---------- Data excerpts ----------

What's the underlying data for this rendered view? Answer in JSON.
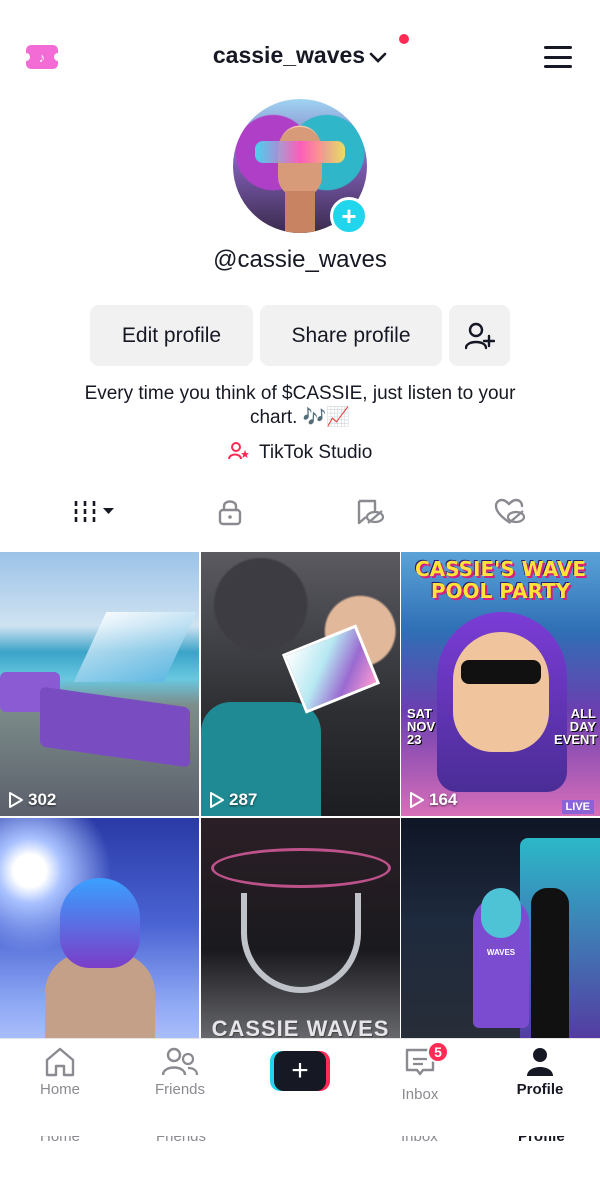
{
  "header": {
    "username": "cassie_waves",
    "icons": {
      "left": "tiktok-ticket-icon",
      "menu": "hamburger-menu-icon",
      "dropdown": "chevron-down-icon"
    },
    "notification_dot_color": "#fe2c55"
  },
  "profile": {
    "handle": "@cassie_waves",
    "avatar_badge": "+",
    "bio": "Every time you think of $CASSIE, just listen to your chart. 🎶📈",
    "studio_link": "TikTok Studio"
  },
  "actions": {
    "edit_profile": "Edit profile",
    "share_profile": "Share profile",
    "add_friend_icon": "add-friend-icon"
  },
  "tabs": [
    {
      "name": "videos",
      "icon": "grid-icon",
      "active": true
    },
    {
      "name": "private",
      "icon": "lock-icon"
    },
    {
      "name": "favorites",
      "icon": "bookmark-hidden-icon"
    },
    {
      "name": "liked",
      "icon": "heart-hidden-icon"
    }
  ],
  "videos": [
    {
      "views": "302"
    },
    {
      "views": "287"
    },
    {
      "views": "164",
      "poster": {
        "title": "CASSIE'S WAVE POOL PARTY",
        "left": "SAT NOV 23",
        "right": "ALL DAY EVENT",
        "badge": "LIVE"
      }
    },
    {
      "views": ""
    },
    {
      "views": "",
      "overlay": "CASSIE WAVES"
    },
    {
      "views": "",
      "jacket_text": "WAVES"
    }
  ],
  "bottom_nav": {
    "home": "Home",
    "friends": "Friends",
    "create": "+",
    "inbox": "Inbox",
    "inbox_badge": "5",
    "profile": "Profile"
  },
  "colors": {
    "accent": "#fe2c55",
    "teal": "#20d5ec",
    "text": "#161823",
    "muted": "#8a8b91",
    "button_bg": "#f1f1f2"
  }
}
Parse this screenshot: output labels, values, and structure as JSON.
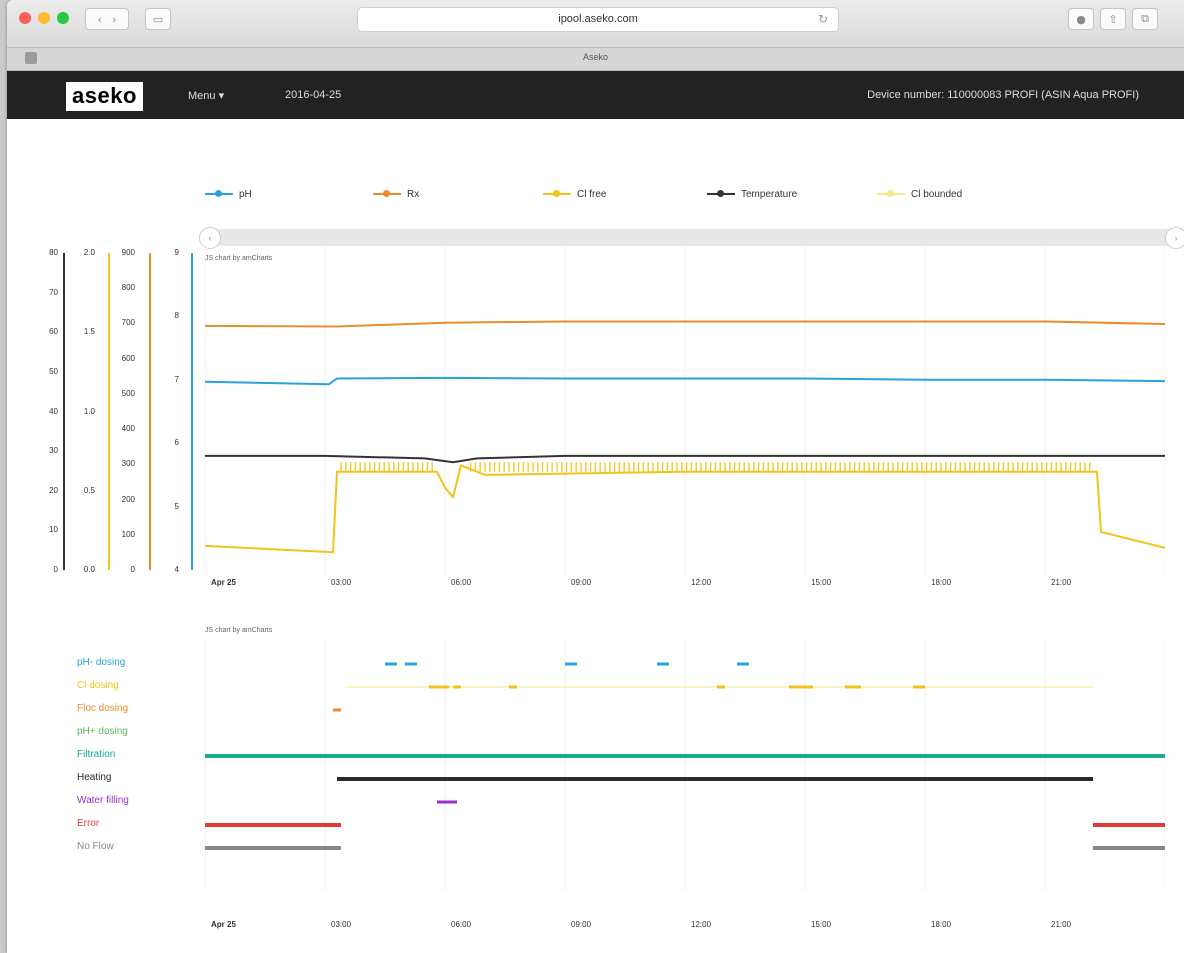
{
  "browser": {
    "url": "ipool.aseko.com",
    "tab_title": "Aseko"
  },
  "header": {
    "logo": "aseko",
    "menu_label": "Menu ▾",
    "date": "2016-04-25",
    "device": "Device number: 110000083 PROFI (ASIN Aqua PROFI)"
  },
  "colors": {
    "ph": "#29a3d9",
    "rx": "#e88c2e",
    "cl_free": "#f0c419",
    "temperature": "#333333",
    "cl_bounded": "#f5e88a",
    "filtration": "#1aaa8f",
    "heating": "#2b2b2b",
    "water_filling": "#9b30c8",
    "error": "#e03b3b",
    "no_flow": "#888888",
    "floc": "#e88c2e",
    "ph_plus": "#5cb85c"
  },
  "legend": [
    {
      "label": "pH",
      "color": "#29a3d9"
    },
    {
      "label": "Rx",
      "color": "#e88c2e"
    },
    {
      "label": "Cl free",
      "color": "#f0c419"
    },
    {
      "label": "Temperature",
      "color": "#333333"
    },
    {
      "label": "Cl bounded",
      "color": "#f5e88a"
    }
  ],
  "axes": {
    "temp": [
      "80",
      "70",
      "60",
      "50",
      "40",
      "30",
      "20",
      "10",
      "0"
    ],
    "cl": [
      "2.0",
      "1.5",
      "1.0",
      "0.5",
      "0.0"
    ],
    "rx": [
      "900",
      "800",
      "700",
      "600",
      "500",
      "400",
      "300",
      "200",
      "100",
      "0"
    ],
    "ph": [
      "9",
      "8",
      "7",
      "6",
      "5",
      "4"
    ]
  },
  "credits": {
    "main": "JS chart by amCharts",
    "events": "JS chart by amCharts"
  },
  "time_ticks": [
    "Apr 25",
    "03:00",
    "06:00",
    "09:00",
    "12:00",
    "15:00",
    "18:00",
    "21:00"
  ],
  "event_labels": [
    {
      "label": "pH- dosing",
      "color": "#29a3d9"
    },
    {
      "label": "Cl dosing",
      "color": "#f0c419"
    },
    {
      "label": "Floc dosing",
      "color": "#e88c2e"
    },
    {
      "label": "pH+ dosing",
      "color": "#5cb85c"
    },
    {
      "label": "Filtration",
      "color": "#1aaa8f"
    },
    {
      "label": "Heating",
      "color": "#2b2b2b"
    },
    {
      "label": "Water filling",
      "color": "#9b30c8"
    },
    {
      "label": "Error",
      "color": "#e03b3b"
    },
    {
      "label": "No Flow",
      "color": "#888888"
    }
  ],
  "chart_data": {
    "type": "line",
    "x_range_hours": [
      0,
      24
    ],
    "ph_axis": [
      4,
      9
    ],
    "series": [
      {
        "name": "pH",
        "axis": "ph",
        "points": [
          [
            0,
            6.97
          ],
          [
            3.1,
            6.93
          ],
          [
            3.3,
            7.02
          ],
          [
            6,
            7.03
          ],
          [
            9,
            7.02
          ],
          [
            12,
            7.02
          ],
          [
            15,
            7.02
          ],
          [
            18,
            7.0
          ],
          [
            21,
            7.0
          ],
          [
            24,
            6.98
          ]
        ]
      },
      {
        "name": "Rx",
        "axis": "ph",
        "points": [
          [
            0,
            7.85
          ],
          [
            3.3,
            7.84
          ],
          [
            6,
            7.9
          ],
          [
            9,
            7.92
          ],
          [
            12,
            7.92
          ],
          [
            15,
            7.92
          ],
          [
            18,
            7.92
          ],
          [
            21,
            7.92
          ],
          [
            24,
            7.88
          ]
        ]
      },
      {
        "name": "Temperature",
        "axis": "ph",
        "points": [
          [
            0,
            5.8
          ],
          [
            3,
            5.8
          ],
          [
            5.5,
            5.76
          ],
          [
            6.2,
            5.7
          ],
          [
            6.8,
            5.76
          ],
          [
            9,
            5.8
          ],
          [
            12,
            5.8
          ],
          [
            15,
            5.8
          ],
          [
            18,
            5.8
          ],
          [
            21,
            5.8
          ],
          [
            24,
            5.8
          ]
        ]
      },
      {
        "name": "Cl free",
        "axis": "ph",
        "points": [
          [
            0,
            4.38
          ],
          [
            3.2,
            4.28
          ],
          [
            3.3,
            5.55
          ],
          [
            5.8,
            5.55
          ],
          [
            6.0,
            5.3
          ],
          [
            6.2,
            5.15
          ],
          [
            6.4,
            5.65
          ],
          [
            7,
            5.5
          ],
          [
            12,
            5.55
          ],
          [
            18,
            5.55
          ],
          [
            22.3,
            5.55
          ],
          [
            22.4,
            4.6
          ],
          [
            24,
            4.35
          ]
        ]
      }
    ],
    "events": [
      {
        "name": "pH- dosing",
        "segments": [
          [
            4.5,
            4.8
          ],
          [
            5.0,
            5.3
          ],
          [
            9.0,
            9.3
          ],
          [
            11.3,
            11.6
          ],
          [
            13.3,
            13.6
          ]
        ]
      },
      {
        "name": "Cl dosing",
        "segments": [
          [
            5.6,
            6.1
          ],
          [
            6.2,
            6.4
          ],
          [
            7.6,
            7.8
          ],
          [
            12.8,
            13.0
          ],
          [
            14.6,
            15.2
          ],
          [
            16.0,
            16.4
          ],
          [
            17.7,
            18.0
          ]
        ]
      },
      {
        "name": "Floc dosing",
        "segments": [
          [
            3.2,
            3.4
          ]
        ]
      },
      {
        "name": "pH+ dosing",
        "segments": []
      },
      {
        "name": "Filtration",
        "segments": [
          [
            0,
            24
          ]
        ]
      },
      {
        "name": "Heating",
        "segments": [
          [
            3.3,
            22.2
          ]
        ]
      },
      {
        "name": "Water filling",
        "segments": [
          [
            5.8,
            6.3
          ]
        ]
      },
      {
        "name": "Error",
        "segments": [
          [
            0,
            3.4
          ],
          [
            22.2,
            24
          ]
        ]
      },
      {
        "name": "No Flow",
        "segments": [
          [
            0,
            3.4
          ],
          [
            22.2,
            24
          ]
        ]
      }
    ]
  }
}
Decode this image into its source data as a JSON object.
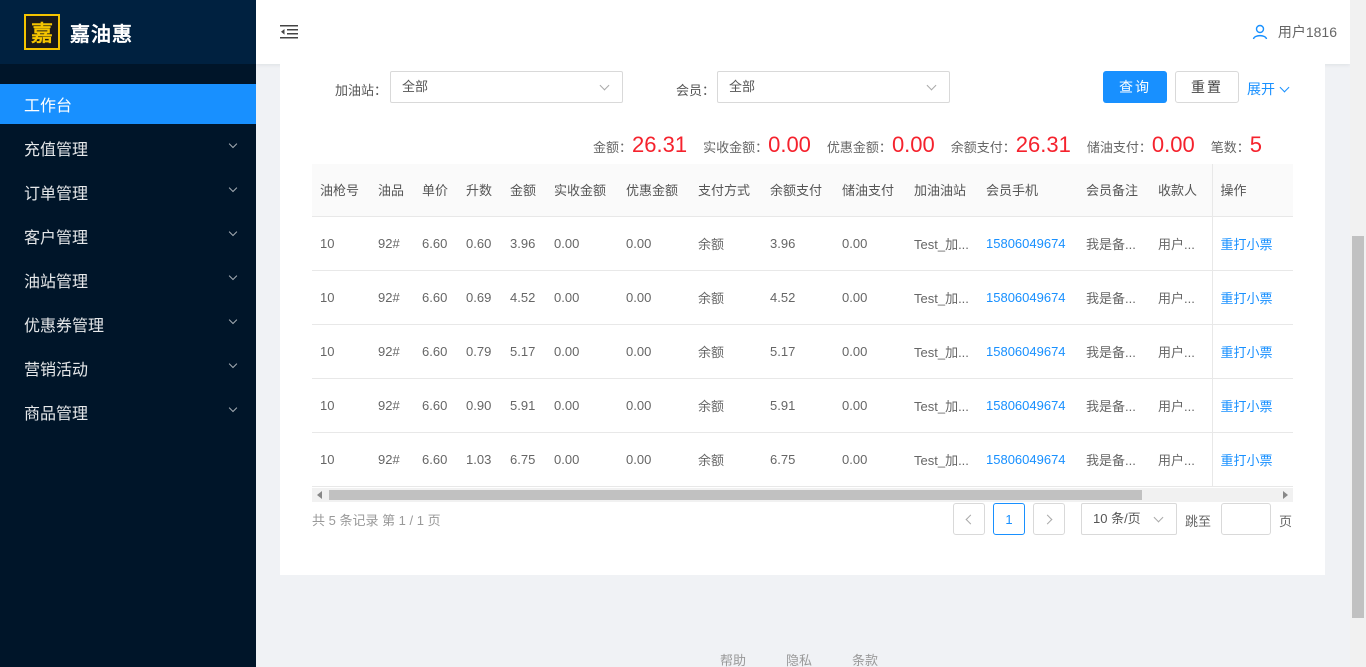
{
  "brand": {
    "logo_char": "嘉",
    "name": "嘉油惠"
  },
  "sidebar": {
    "items": [
      {
        "label": "工作台"
      },
      {
        "label": "充值管理"
      },
      {
        "label": "订单管理"
      },
      {
        "label": "客户管理"
      },
      {
        "label": "油站管理"
      },
      {
        "label": "优惠券管理"
      },
      {
        "label": "营销活动"
      },
      {
        "label": "商品管理"
      }
    ]
  },
  "header": {
    "user_name": "用户1816"
  },
  "filters": {
    "station_label": "加油站：",
    "station_value": "全部",
    "member_label": "会员：",
    "member_value": "全部",
    "search_label": "查询",
    "reset_label": "重置",
    "expand_label": "展开"
  },
  "summary": {
    "amount_label": "金额：",
    "amount": "26.31",
    "received_label": "实收金额：",
    "received": "0.00",
    "discount_label": "优惠金额：",
    "discount": "0.00",
    "balance_label": "余额支付：",
    "balance": "26.31",
    "stored_label": "储油支付：",
    "stored": "0.00",
    "count_label": "笔数：",
    "count": "5"
  },
  "table": {
    "columns": [
      "油枪号",
      "油品",
      "单价",
      "升数",
      "金额",
      "实收金额",
      "优惠金额",
      "支付方式",
      "余额支付",
      "储油支付",
      "加油油站",
      "会员手机",
      "会员备注",
      "收款人",
      "操作"
    ],
    "rows": [
      [
        "10",
        "92#",
        "6.60",
        "0.60",
        "3.96",
        "0.00",
        "0.00",
        "余额",
        "3.96",
        "0.00",
        "Test_加...",
        "15806049674",
        "我是备...",
        "用户...",
        "重打小票"
      ],
      [
        "10",
        "92#",
        "6.60",
        "0.69",
        "4.52",
        "0.00",
        "0.00",
        "余额",
        "4.52",
        "0.00",
        "Test_加...",
        "15806049674",
        "我是备...",
        "用户...",
        "重打小票"
      ],
      [
        "10",
        "92#",
        "6.60",
        "0.79",
        "5.17",
        "0.00",
        "0.00",
        "余额",
        "5.17",
        "0.00",
        "Test_加...",
        "15806049674",
        "我是备...",
        "用户...",
        "重打小票"
      ],
      [
        "10",
        "92#",
        "6.60",
        "0.90",
        "5.91",
        "0.00",
        "0.00",
        "余额",
        "5.91",
        "0.00",
        "Test_加...",
        "15806049674",
        "我是备...",
        "用户...",
        "重打小票"
      ],
      [
        "10",
        "92#",
        "6.60",
        "1.03",
        "6.75",
        "0.00",
        "0.00",
        "余额",
        "6.75",
        "0.00",
        "Test_加...",
        "15806049674",
        "我是备...",
        "用户...",
        "重打小票"
      ]
    ]
  },
  "pagination": {
    "records_text": "共 5 条记录 第 1 / 1 页",
    "current_page": "1",
    "page_size": "10 条/页",
    "jump_label": "跳至",
    "page_suffix": "页"
  },
  "footer": {
    "links": [
      "帮助",
      "隐私",
      "条款"
    ]
  },
  "colors": {
    "primary": "#1890ff",
    "sidebar_bg": "#001529",
    "highlight": "#f5222d"
  }
}
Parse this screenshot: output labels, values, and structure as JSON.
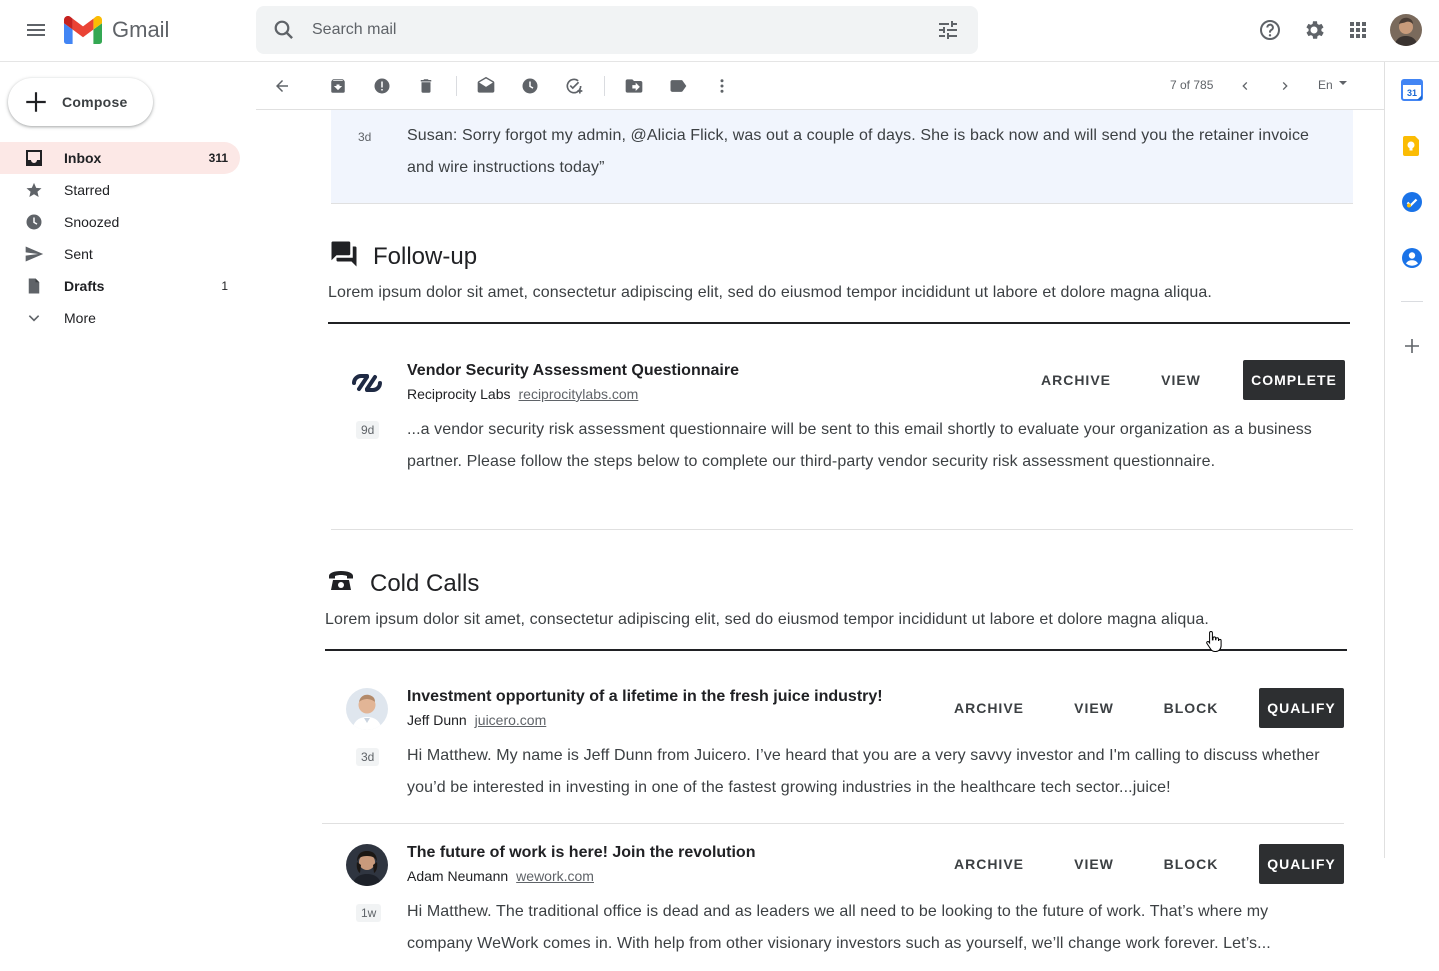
{
  "app": {
    "name": "Gmail",
    "brand_colors": {
      "red": "#ea4335",
      "blue": "#4285f4",
      "green": "#34a853",
      "yellow": "#fbbc04"
    }
  },
  "search": {
    "placeholder": "Search mail"
  },
  "header_icons": [
    "help-icon",
    "settings-icon",
    "apps-grid-icon",
    "account-avatar"
  ],
  "sidebar": {
    "compose_label": "Compose",
    "items": [
      {
        "label": "Inbox",
        "count": "311",
        "icon": "inbox-icon",
        "active": true
      },
      {
        "label": "Starred",
        "count": "",
        "icon": "star-icon"
      },
      {
        "label": "Snoozed",
        "count": "",
        "icon": "clock-icon"
      },
      {
        "label": "Sent",
        "count": "",
        "icon": "send-icon"
      },
      {
        "label": "Drafts",
        "count": "1",
        "icon": "draft-icon"
      },
      {
        "label": "More",
        "count": "",
        "icon": "chevron-down-icon"
      }
    ]
  },
  "toolbar": {
    "icons": [
      "back-arrow-icon",
      "archive-icon",
      "report-spam-icon",
      "delete-icon",
      "mark-unread-icon",
      "snooze-icon",
      "add-task-icon",
      "move-to-icon",
      "label-icon",
      "more-vert-icon"
    ],
    "pager": "7 of 785",
    "language": "En"
  },
  "right_rail": [
    "calendar-icon",
    "keep-icon",
    "tasks-icon",
    "contacts-icon",
    "add-addon-icon"
  ],
  "calendar_day": "31",
  "previous_message": {
    "age": "3d",
    "text": "Susan: Sorry forgot my admin, @Alicia Flick, was out a couple of days. She is back now and will send you the retainer invoice and wire instructions today”"
  },
  "sections": [
    {
      "title": "Follow-up",
      "icon": "forum-icon",
      "description": "Lorem ipsum dolor sit amet, consectetur adipiscing elit, sed do eiusmod tempor incididunt ut labore et dolore magna aliqua.",
      "mails": [
        {
          "subject": "Vendor Security Assessment Questionnaire",
          "sender": "Reciprocity Labs",
          "domain": "reciprocitylabs.com",
          "age": "9d",
          "body": "...a vendor security risk assessment questionnaire will be sent to this email shortly to evaluate your organization as a business partner. Please follow the steps below to complete our third-party vendor security risk assessment questionnaire.",
          "actions": [
            "ARCHIVE",
            "VIEW"
          ],
          "primary_action": "COMPLETE"
        }
      ]
    },
    {
      "title": "Cold Calls",
      "icon": "phone-icon",
      "description": "Lorem ipsum dolor sit amet, consectetur adipiscing elit, sed do eiusmod tempor incididunt ut labore et dolore magna aliqua.",
      "mails": [
        {
          "subject": "Investment opportunity of a lifetime in the fresh juice industry!",
          "sender": "Jeff Dunn",
          "domain": "juicero.com",
          "age": "3d",
          "body": "Hi Matthew. My name is Jeff Dunn from Juicero. I’ve heard that you are a very savvy investor and I'm calling to discuss whether you’d be interested in investing in one of the fastest growing industries in the healthcare tech sector...juice!",
          "actions": [
            "ARCHIVE",
            "VIEW",
            "BLOCK"
          ],
          "primary_action": "QUALIFY"
        },
        {
          "subject": "The future of work is here! Join the revolution",
          "sender": "Adam Neumann",
          "domain": "wework.com",
          "age": "1w",
          "body": "Hi Matthew. The traditional office is dead and as leaders we all need to be looking to the future of work. That’s where my company WeWork comes in. With help from other visionary investors such as yourself, we’ll change work forever. Let’s...",
          "actions": [
            "ARCHIVE",
            "VIEW",
            "BLOCK"
          ],
          "primary_action": "QUALIFY"
        }
      ]
    }
  ]
}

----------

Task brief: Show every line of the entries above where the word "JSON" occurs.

Finished task:
What's the underlying data for this rendered view? Answer in JSON.
Parse this screenshot: output labels, values, and structure as JSON.
Decode this image into its source data as a JSON object.
Parse this screenshot: output labels, values, and structure as JSON.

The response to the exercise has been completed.